Your copy should hold every record exactly and no images.

## DATA PROVIDED
_____

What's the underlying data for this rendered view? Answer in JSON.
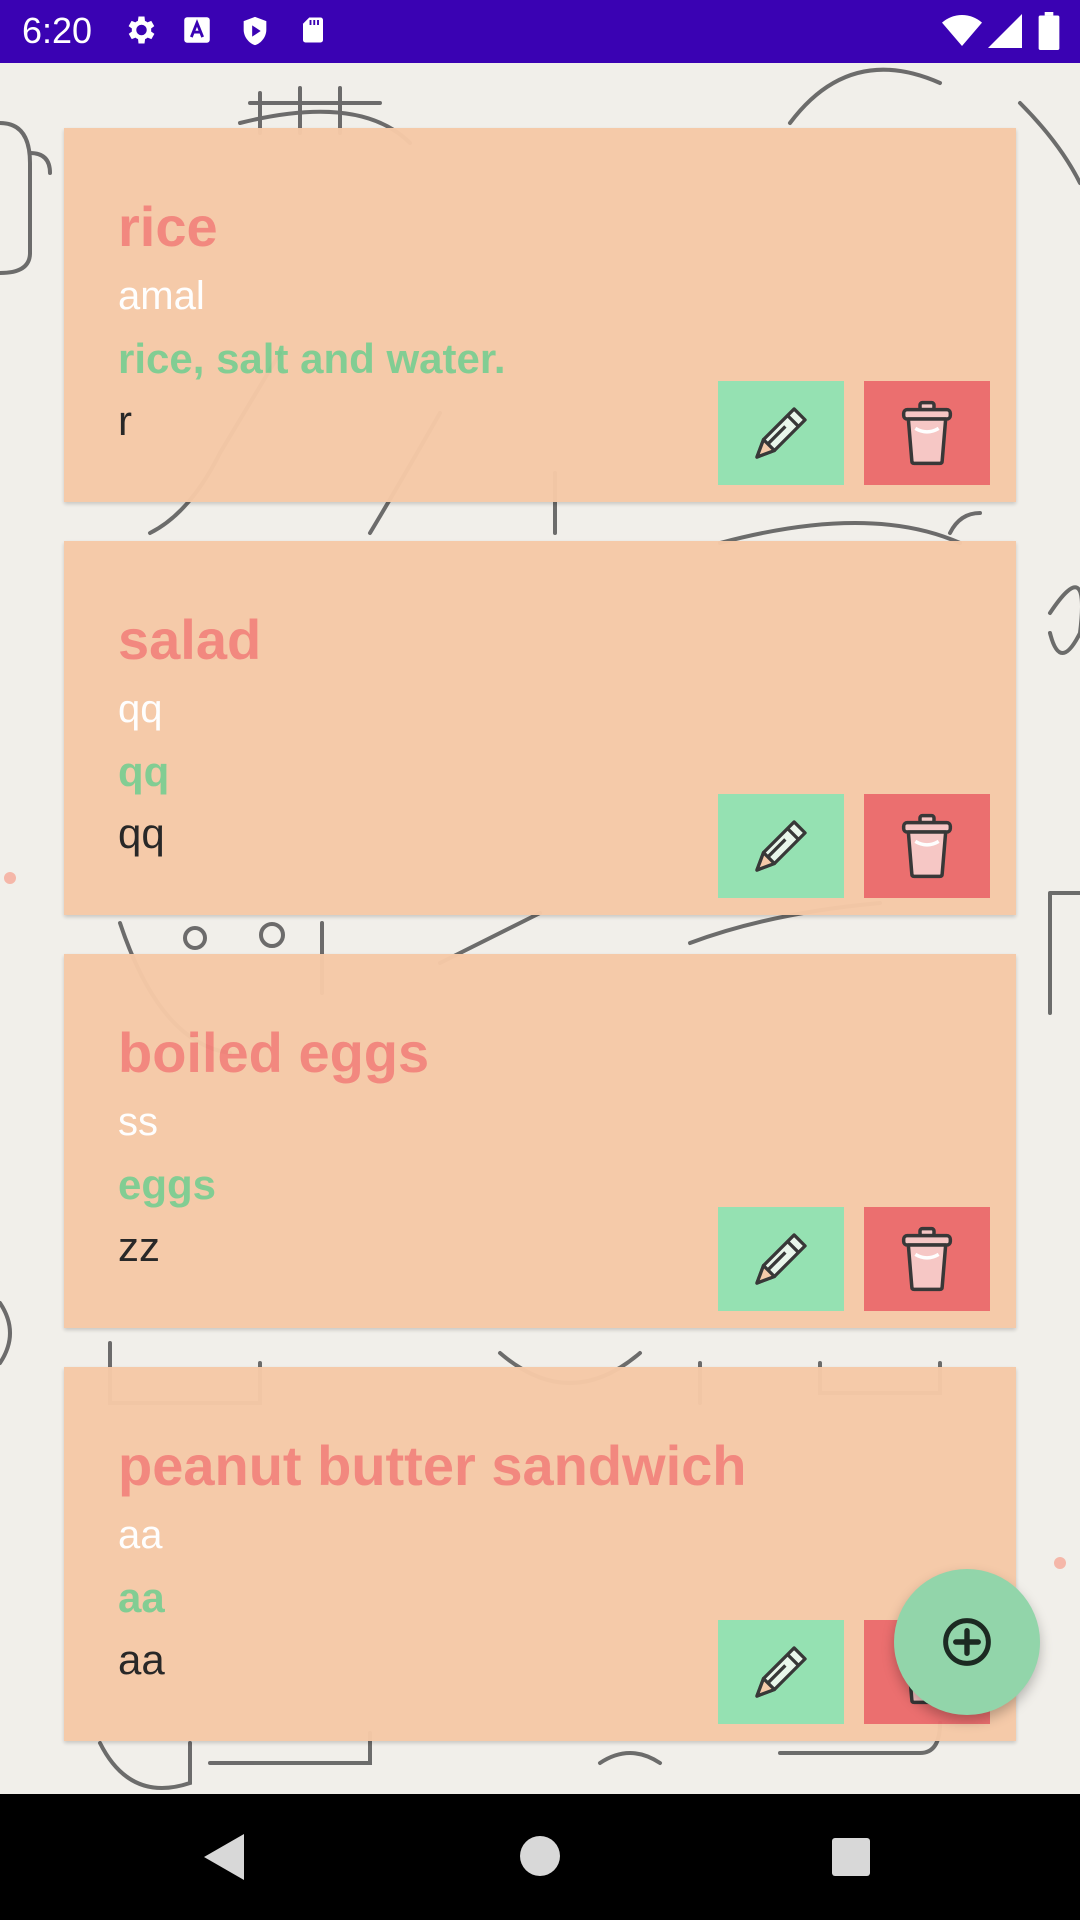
{
  "status_bar": {
    "time": "6:20",
    "left_icons": [
      "settings-icon",
      "text-a-icon",
      "shield-play-icon",
      "sd-card-icon"
    ],
    "right_icons": [
      "wifi-icon",
      "signal-icon",
      "battery-icon"
    ]
  },
  "recipes": [
    {
      "title": "rice",
      "author": "amal",
      "ingredients": "rice, salt and water.",
      "notes": "r"
    },
    {
      "title": "salad",
      "author": "qq",
      "ingredients": "qq",
      "notes": "qq"
    },
    {
      "title": "boiled eggs",
      "author": "ss",
      "ingredients": "eggs",
      "notes": "zz"
    },
    {
      "title": "peanut butter sandwich",
      "author": "aa",
      "ingredients": "aa",
      "notes": "aa"
    }
  ],
  "actions": {
    "edit_icon": "pencil-icon",
    "delete_icon": "trash-icon",
    "add_icon": "add-circle-icon"
  },
  "nav_bar": {
    "buttons": [
      "back-icon",
      "home-icon",
      "recents-icon"
    ]
  },
  "colors": {
    "status_bar": "#3a02b3",
    "card": "#f6c9a7",
    "title": "#f3857c",
    "ingredients": "#7fcc91",
    "edit_button": "#93e1b1",
    "delete_button": "#eb6b6c",
    "fab": "#92d5aa"
  }
}
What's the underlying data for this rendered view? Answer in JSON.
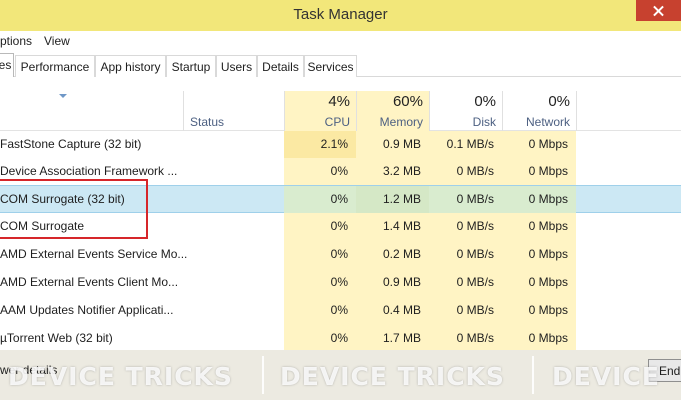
{
  "window": {
    "title": "Task Manager"
  },
  "menu": [
    "ptions",
    "View"
  ],
  "tabs": [
    "es",
    "Performance",
    "App history",
    "Startup",
    "Users",
    "Details",
    "Services"
  ],
  "columns": {
    "status": "Status",
    "cpu": {
      "pct": "4%",
      "label": "CPU"
    },
    "memory": {
      "pct": "60%",
      "label": "Memory"
    },
    "disk": {
      "pct": "0%",
      "label": "Disk"
    },
    "network": {
      "pct": "0%",
      "label": "Network"
    }
  },
  "rows": [
    {
      "name": "FastStone Capture (32 bit)",
      "cpu": "2.1%",
      "memory": "0.9 MB",
      "disk": "0.1 MB/s",
      "network": "0 Mbps"
    },
    {
      "name": "Device Association Framework ...",
      "cpu": "0%",
      "memory": "3.2 MB",
      "disk": "0 MB/s",
      "network": "0 Mbps"
    },
    {
      "name": "COM Surrogate (32 bit)",
      "cpu": "0%",
      "memory": "1.2 MB",
      "disk": "0 MB/s",
      "network": "0 Mbps"
    },
    {
      "name": "COM Surrogate",
      "cpu": "0%",
      "memory": "1.4 MB",
      "disk": "0 MB/s",
      "network": "0 Mbps"
    },
    {
      "name": "AMD External Events Service Mo...",
      "cpu": "0%",
      "memory": "0.2 MB",
      "disk": "0 MB/s",
      "network": "0 Mbps"
    },
    {
      "name": "AMD External Events Client Mo...",
      "cpu": "0%",
      "memory": "0.9 MB",
      "disk": "0 MB/s",
      "network": "0 Mbps"
    },
    {
      "name": "AAM Updates Notifier Applicati...",
      "cpu": "0%",
      "memory": "0.4 MB",
      "disk": "0 MB/s",
      "network": "0 Mbps"
    },
    {
      "name": "µTorrent Web (32 bit)",
      "cpu": "0%",
      "memory": "1.7 MB",
      "disk": "0 MB/s",
      "network": "0 Mbps"
    }
  ],
  "footer": {
    "details": "wer details",
    "end_task": "End"
  },
  "watermark": [
    "DEVICE TRICKS",
    "DEVICE TRICKS",
    "DEVICE"
  ]
}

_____

## OUTPUT OF THE EXERCISE
What's the underlying data for this rendered view? Answer in JSON.
{
  "status_bar": {
    "time": "6:20",
    "left_icons": [
      "settings-icon",
      "text-a-icon",
      "shield-play-icon",
      "sd-card-icon"
    ],
    "right_icons": [
      "wifi-icon",
      "signal-icon",
      "battery-icon"
    ]
  },
  "recipes": [
    {
      "title": "rice",
      "author": "amal",
      "ingredients": "rice, salt and water.",
      "notes": "r"
    },
    {
      "title": "salad",
      "author": "qq",
      "ingredients": "qq",
      "notes": "qq"
    },
    {
      "title": "boiled eggs",
      "author": "ss",
      "ingredients": "eggs",
      "notes": "zz"
    },
    {
      "title": "peanut butter sandwich",
      "author": "aa",
      "ingredients": "aa",
      "notes": "aa"
    }
  ],
  "actions": {
    "edit_icon": "pencil-icon",
    "delete_icon": "trash-icon",
    "add_icon": "add-circle-icon"
  },
  "nav_bar": {
    "buttons": [
      "back-icon",
      "home-icon",
      "recents-icon"
    ]
  },
  "colors": {
    "status_bar": "#3a02b3",
    "card": "#f6c9a7",
    "title": "#f3857c",
    "ingredients": "#7fcc91",
    "edit_button": "#93e1b1",
    "delete_button": "#eb6b6c",
    "fab": "#92d5aa"
  }
}
What's the underlying data for this rendered view? Answer in JSON.
{
  "window": {
    "title": "Task Manager"
  },
  "menu": [
    "ptions",
    "View"
  ],
  "tabs": [
    "es",
    "Performance",
    "App history",
    "Startup",
    "Users",
    "Details",
    "Services"
  ],
  "columns": {
    "status": "Status",
    "cpu": {
      "pct": "4%",
      "label": "CPU"
    },
    "memory": {
      "pct": "60%",
      "label": "Memory"
    },
    "disk": {
      "pct": "0%",
      "label": "Disk"
    },
    "network": {
      "pct": "0%",
      "label": "Network"
    }
  },
  "rows": [
    {
      "name": "FastStone Capture (32 bit)",
      "cpu": "2.1%",
      "memory": "0.9 MB",
      "disk": "0.1 MB/s",
      "network": "0 Mbps"
    },
    {
      "name": "Device Association Framework ...",
      "cpu": "0%",
      "memory": "3.2 MB",
      "disk": "0 MB/s",
      "network": "0 Mbps"
    },
    {
      "name": "COM Surrogate (32 bit)",
      "cpu": "0%",
      "memory": "1.2 MB",
      "disk": "0 MB/s",
      "network": "0 Mbps"
    },
    {
      "name": "COM Surrogate",
      "cpu": "0%",
      "memory": "1.4 MB",
      "disk": "0 MB/s",
      "network": "0 Mbps"
    },
    {
      "name": "AMD External Events Service Mo...",
      "cpu": "0%",
      "memory": "0.2 MB",
      "disk": "0 MB/s",
      "network": "0 Mbps"
    },
    {
      "name": "AMD External Events Client Mo...",
      "cpu": "0%",
      "memory": "0.9 MB",
      "disk": "0 MB/s",
      "network": "0 Mbps"
    },
    {
      "name": "AAM Updates Notifier Applicati...",
      "cpu": "0%",
      "memory": "0.4 MB",
      "disk": "0 MB/s",
      "network": "0 Mbps"
    },
    {
      "name": "µTorrent Web (32 bit)",
      "cpu": "0%",
      "memory": "1.7 MB",
      "disk": "0 MB/s",
      "network": "0 Mbps"
    }
  ],
  "footer": {
    "details": "wer details",
    "end_task": "End"
  },
  "watermark": [
    "DEVICE TRICKS",
    "DEVICE TRICKS",
    "DEVICE"
  ]
}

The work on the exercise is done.